In 2006, Lucasfilm sued Maryland-based High-Tech Magic for selling light sabers, and obtained a $250,000 settlement. High-Tech Magic had prominently advertised its lightsaber as, “a Star Wars Lightsaber that looks as good as those in the movies.”

Lucasfilm was not so fortunate when it sued the original designer of the Star Wars glossy white storm trooper armor helmets, who had begun selling helmets and body armor from his own website. Lucasfilm won a $20 million default judgment for copyright and trademark infringement against industrial designer Andrew Ainsworth in a Northern California court, but when it attempted to enforce the judgment in the UK, an appellate court ruled in December, 2009 that there was no copyright infringement because the storm trooper armor was not an ornamental, expressive work of art, but rather intended to be a functional, utilitarian object, and therefore not copyrightable as a sculpture. (This ruling surely pleased Star Wars fans, for whom this stuff is REAL.) Under UK law, Ainsworth is eligible to request that Lucasfilm pay his £2.5 million in attorneys fees.

Update, 8/5/10: Wookies of the universe, rejoice! Peace reigns once again in the Star Wars Empire, as Lucasfilm General Counsel David J. Anderman has sent a letter to Wicked Lasers CEO Steve Liu, offering to withdraw his prior cease and desist demand if Wicked posts a disclaimer on all web pages or advertisements related to the Spyder III: “THIS PRODUCT IS NEITHER LICENSED NOR ENDORSED BY LUCASFILM LTD.” Meanwhile, CEO Liu claims that sales of the Spyder III have tripled as a result of the publicity.

History Ain’t Changed: Supreme Court Issues Anticlimactic Bilski Patent Decision

Friday, July 2nd, 2010

System for Walking a Snake, US Patent No. 6,490,999

Hat tip,

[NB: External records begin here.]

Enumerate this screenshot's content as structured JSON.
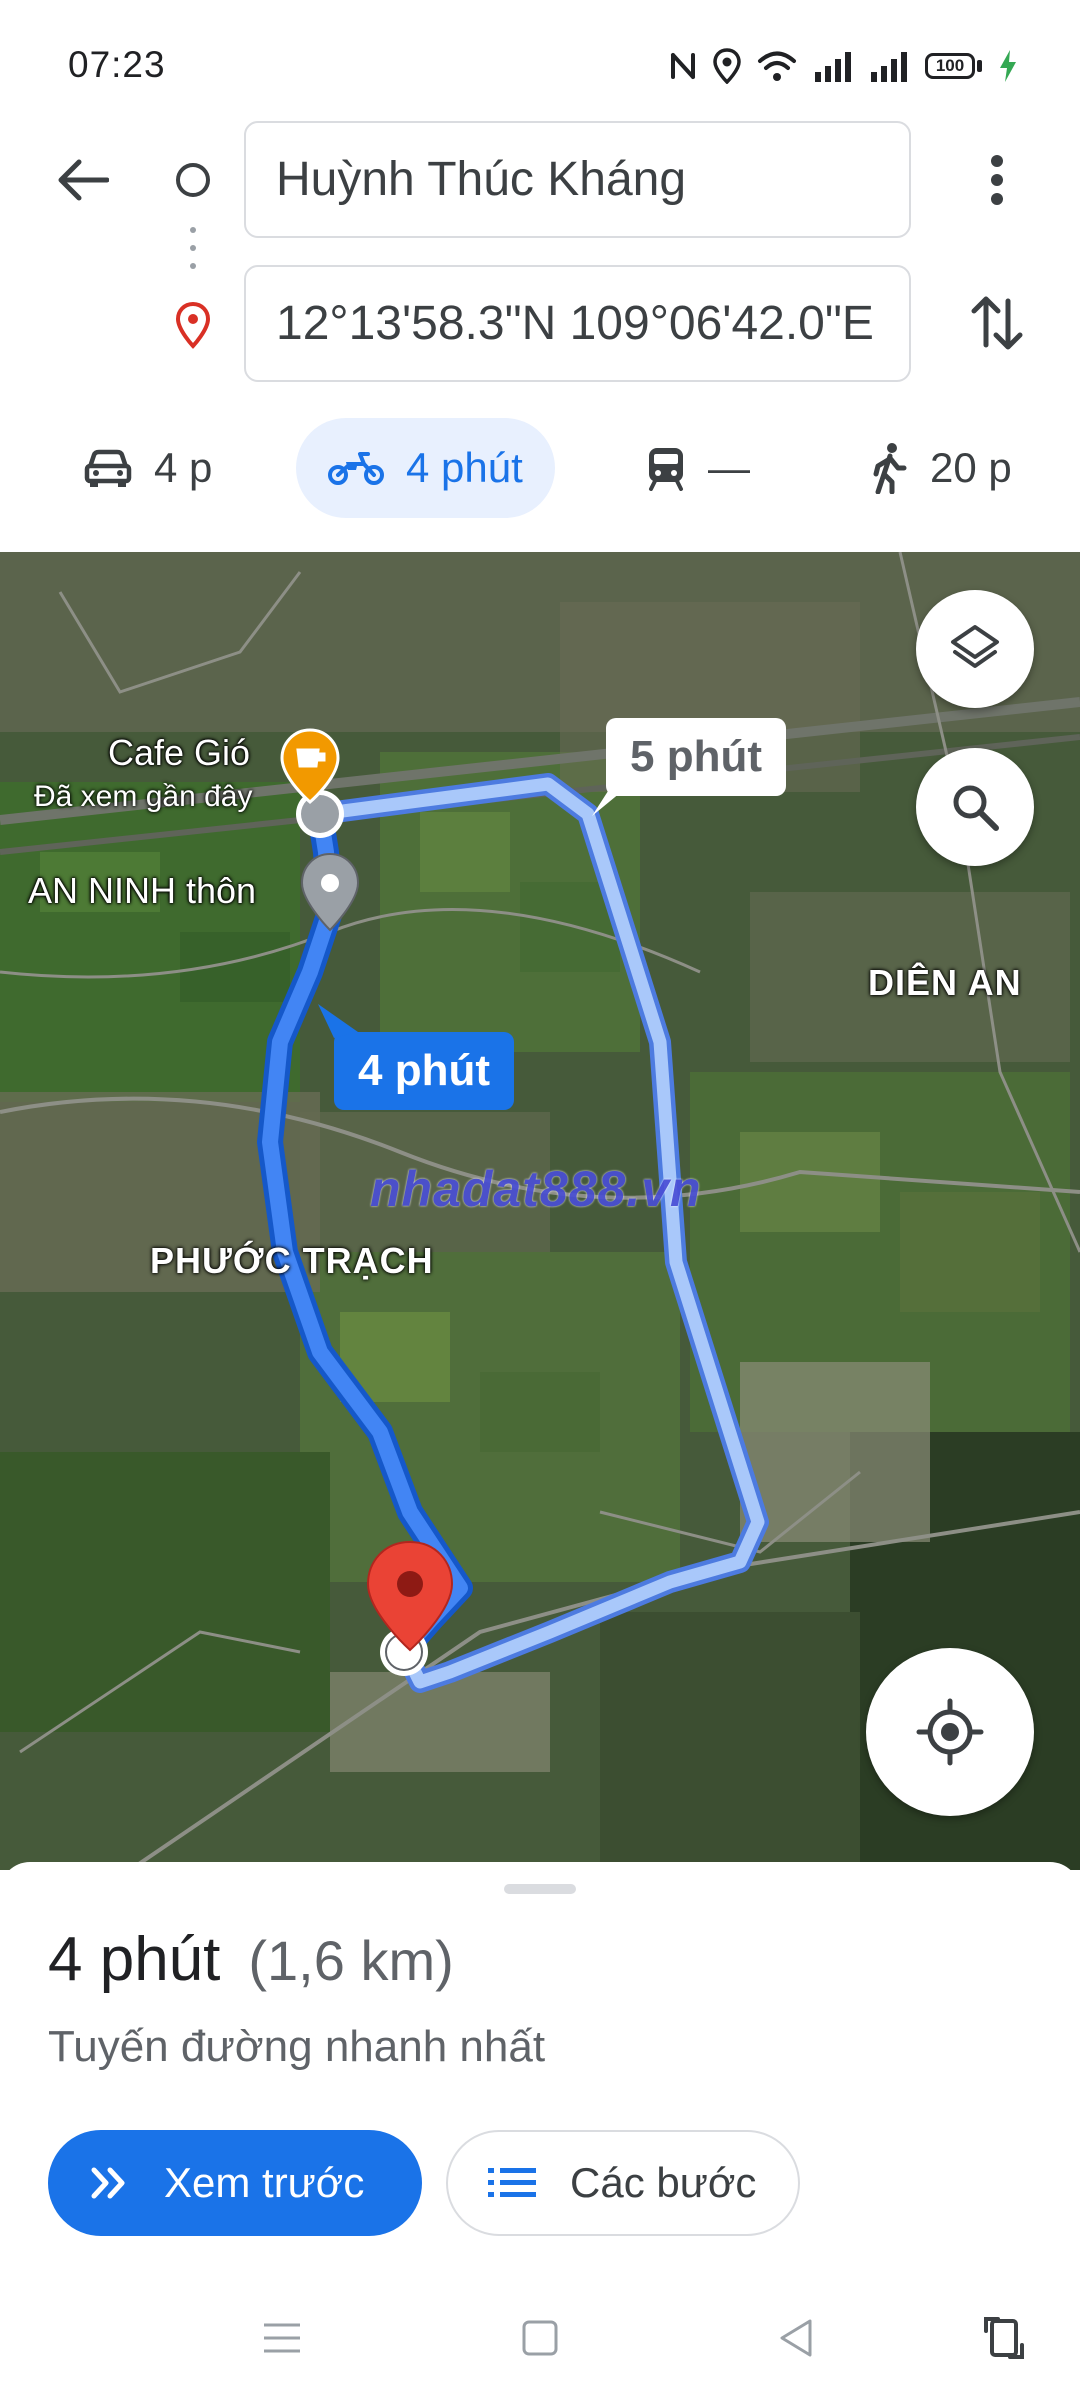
{
  "status_bar": {
    "time": "07:23",
    "battery": "100",
    "icons": [
      "nfc-icon",
      "location-icon",
      "wifi-icon",
      "signal-icon",
      "signal-icon",
      "battery-icon",
      "charging-icon"
    ]
  },
  "directions": {
    "origin": "Huỳnh Thúc Kháng",
    "destination": "12°13'58.3\"N 109°06'42.0\"E"
  },
  "modes": [
    {
      "icon": "car-icon",
      "label": "4 p",
      "active": false
    },
    {
      "icon": "motorbike-icon",
      "label": "4 phút",
      "active": true
    },
    {
      "icon": "transit-icon",
      "label": "—",
      "active": false
    },
    {
      "icon": "walk-icon",
      "label": "20 p",
      "active": false
    }
  ],
  "map": {
    "place_label": "Cafe Gió",
    "place_sublabel": "Đã xem gần đây",
    "poi_label": "AN NINH thôn",
    "area_labels": [
      "DIÊN AN",
      "PHƯỚC TRẠCH"
    ],
    "route_main_time": "4 phút",
    "route_alt_time": "5 phút",
    "watermark": "nhadat888.vn",
    "colors": {
      "route_main": "#1a73e8",
      "route_alt": "#8ab4f8",
      "pin": "#ea4335",
      "cafe_pin": "#f29900"
    }
  },
  "sheet": {
    "duration": "4 phút",
    "distance": "(1,6 km)",
    "note": "Tuyến đường nhanh nhất",
    "preview_label": "Xem trước",
    "steps_label": "Các bước"
  }
}
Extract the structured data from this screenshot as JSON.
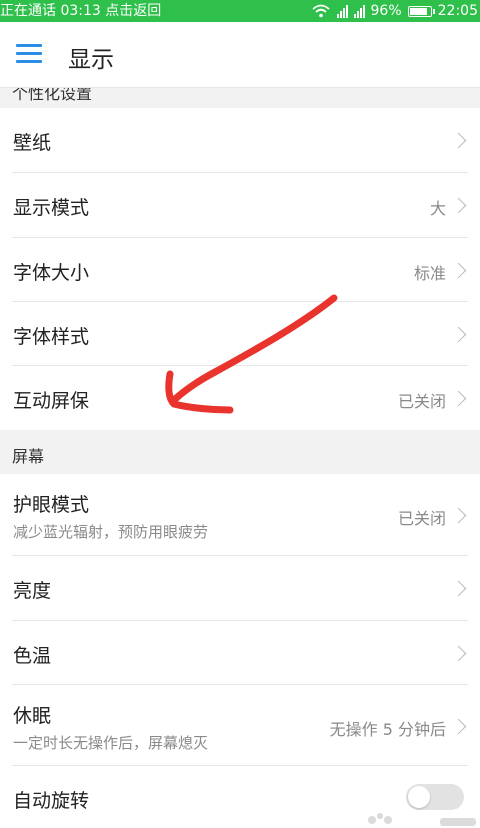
{
  "status_bar": {
    "left_text": "正在通话 03:13 点击返回",
    "battery": "96%",
    "battery_level": 0.96,
    "time": "22:05",
    "color": "#2fbf4b"
  },
  "app_bar": {
    "title": "显示",
    "menu_icon": "hamburger-menu-icon",
    "accent": "#2a8de6"
  },
  "sections": {
    "personalization_header": "个性化设置",
    "screen_header": "屏幕"
  },
  "personalization_items": [
    {
      "label": "壁纸",
      "value": ""
    },
    {
      "label": "显示模式",
      "value": "大"
    },
    {
      "label": "字体大小",
      "value": "标准"
    },
    {
      "label": "字体样式",
      "value": ""
    },
    {
      "label": "互动屏保",
      "value": "已关闭"
    }
  ],
  "screen_items": {
    "eye_care": {
      "label": "护眼模式",
      "sub": "减少蓝光辐射，预防用眼疲劳",
      "value": "已关闭"
    },
    "brightness": {
      "label": "亮度"
    },
    "color_temp": {
      "label": "色温"
    },
    "sleep": {
      "label": "休眠",
      "sub": "一定时长无操作后，屏幕熄灭",
      "value": "无操作 5 分钟后"
    },
    "auto_rotate": {
      "label": "自动旋转",
      "toggle_on": false
    }
  },
  "annotation": {
    "color": "#e8342c",
    "icon": "red-hand-drawn-arrow"
  }
}
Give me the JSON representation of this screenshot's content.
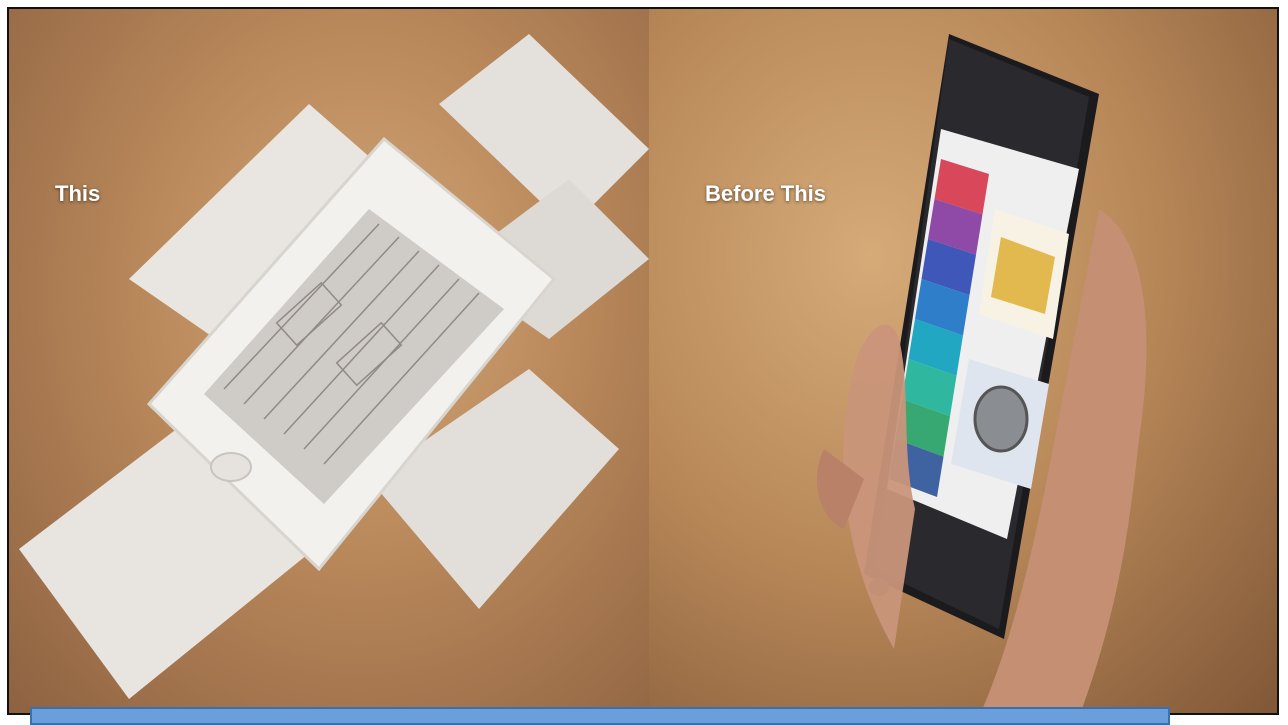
{
  "captions": {
    "left": "This",
    "right": "Before This"
  },
  "colors": {
    "bottom_bar": "#6a9fdb",
    "menu": [
      "#d9485a",
      "#8e4aa6",
      "#3e57b8",
      "#2f7ec9",
      "#22a7c2",
      "#2fb7a0",
      "#38a873",
      "#3e63a0"
    ]
  }
}
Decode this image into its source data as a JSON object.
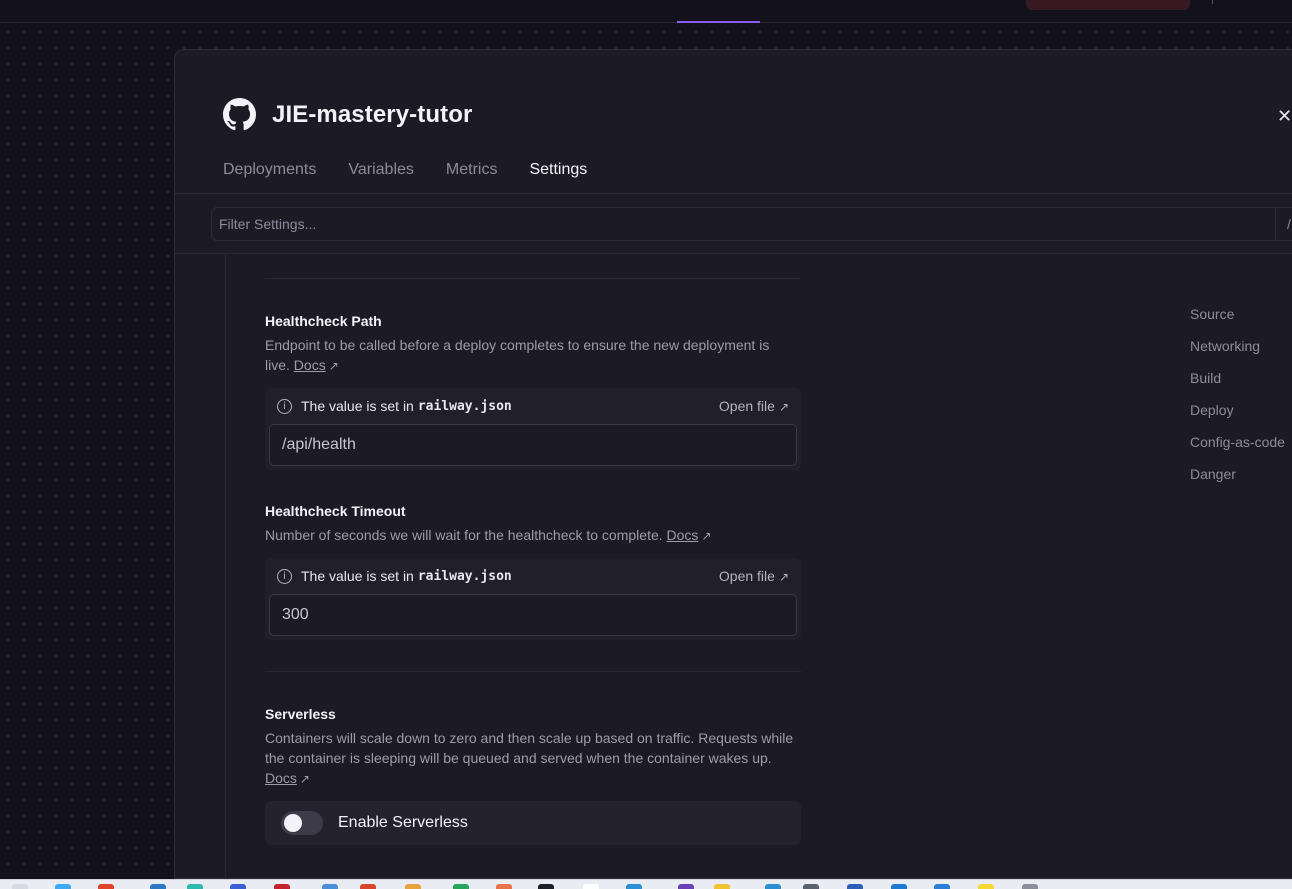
{
  "project": {
    "title": "JIE-mastery-tutor",
    "icon": "github-icon"
  },
  "tabs": [
    {
      "label": "Deployments"
    },
    {
      "label": "Variables"
    },
    {
      "label": "Metrics"
    },
    {
      "label": "Settings",
      "active": true
    }
  ],
  "filter": {
    "placeholder": "Filter Settings...",
    "shortcut": "/"
  },
  "sections": {
    "healthcheck_path": {
      "title": "Healthcheck Path",
      "description": "Endpoint to be called before a deploy completes to ensure the new deployment is live.",
      "docs_label": "Docs",
      "notice_prefix": "The value is set in",
      "notice_file": "railway.json",
      "open_file_label": "Open file",
      "value": "/api/health"
    },
    "healthcheck_timeout": {
      "title": "Healthcheck Timeout",
      "description": "Number of seconds we will wait for the healthcheck to complete.",
      "docs_label": "Docs",
      "notice_prefix": "The value is set in",
      "notice_file": "railway.json",
      "open_file_label": "Open file",
      "value": "300"
    },
    "serverless": {
      "title": "Serverless",
      "description": "Containers will scale down to zero and then scale up based on traffic. Requests while the container is sleeping will be queued and served when the container wakes up.",
      "docs_label": "Docs",
      "toggle_label": "Enable Serverless",
      "enabled": false
    }
  },
  "side_nav": [
    {
      "label": "Source"
    },
    {
      "label": "Networking"
    },
    {
      "label": "Build"
    },
    {
      "label": "Deploy"
    },
    {
      "label": "Config-as-code"
    },
    {
      "label": "Danger"
    }
  ],
  "icons": {
    "close": "close-icon",
    "info": "info-icon",
    "external_link": "external-link-icon"
  },
  "colors": {
    "background": "#13111c",
    "panel": "#1c1a25",
    "accent": "#8b5cf6"
  }
}
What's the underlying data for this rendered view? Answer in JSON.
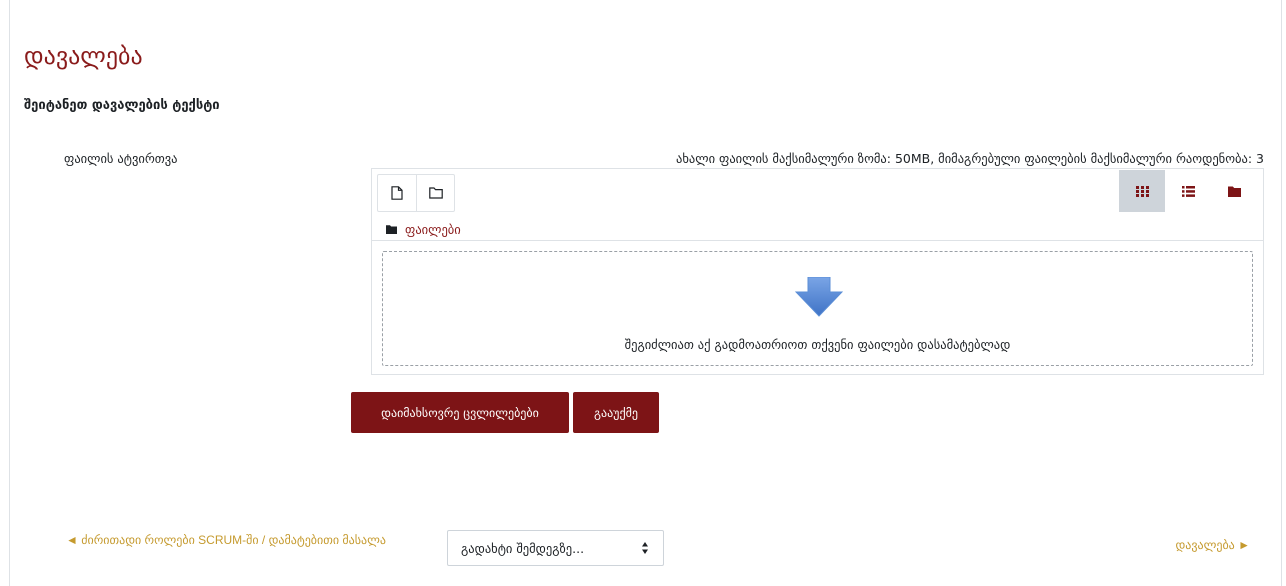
{
  "page": {
    "title": "დავალება",
    "section_heading": "შეიტანეთ დავალების ტექსტი"
  },
  "file_upload": {
    "label": "ფაილის ატვირთვა",
    "limits": "ახალი ფაილის მაქსიმალური ზომა: 50MB, მიმაგრებული ფაილების მაქსიმალური რაოდენობა: 3",
    "toolbar": {
      "add_file_icon": "file-icon",
      "create_folder_icon": "folder-outline-icon",
      "views": [
        {
          "icon": "grid-icon",
          "active": true
        },
        {
          "icon": "list-icon",
          "active": false
        },
        {
          "icon": "folder-tree-icon",
          "active": false
        }
      ]
    },
    "path_label": "ფაილები",
    "dropzone_text": "შეგიძლიათ აქ გადმოათრიოთ თქვენი ფაილები დასამატებლად"
  },
  "actions": {
    "save_label": "დაიმახსოვრე ცვლილებები",
    "cancel_label": "გააუქმე"
  },
  "navigation": {
    "prev_label": "◄ ძირითადი როლები SCRUM-ში / დამატებითი მასალა",
    "jump_select_value": "გადახტი შემდეგზე...",
    "next_label": "დავალება ►"
  },
  "colors": {
    "accent": "#7d1416",
    "link": "#8a1b1b",
    "nav_link": "#c59a2e",
    "active_view_bg": "#ced4da",
    "arrow": "#5b8ed6"
  }
}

It was anticipated as the case that would recalibrate patent law for the Information Age. The long wait inspired many references to Samuel Beckett’s Waiting for Godot. But when the Supreme Court finally handed down its opinion in Bilski v. Kappos on Monday, it appeared that the more appropriate reference was Pete Townshend’s “Won’t Get Fooled Again”: “But the world looks just the same/And history ain’t changed.”

As detailed in a prior post, the narrow issue in Bilski was whether a method of hedging risk in commodity futures transactions met the threshold patentability requirements as a “process” under Section 101 of the Patent Act, or whether it was ineligible as akin to a law of nature, natural phenomenon, or abstract idea. The broader issue was how close a nexus an invention must have to operations or effects in the physical world to meet the threshold requirements of Section 101.

Although the case was argued before the Supreme Court on November 9, the Court did not hand down its opinion until the last day of the term, generating intense speculation that the Court’s answer to the broader issue of the case would redefine the scope of allowable business method patents – patents on improved procedures for engaging in business transactions, such as Amazon’s “one-click” shopping cart – and that such a redefinition might also affect patent eligibility for software, advanced diagnostic medical techniques, data compression, and digital signal processing, and thus have a major impact on the future of innovation in the United States.

Except that the Court never decided the broader issue.

Instead, the Supreme Court justices issued three separate opinions, which agree on some points and disagree on others, with one justice joining portions of two different opinions. All agreed that the Bilski invention itself was non-patentable, but could not agree on a broader test for a patentable “process” that transcended the Bilski facts. (more…)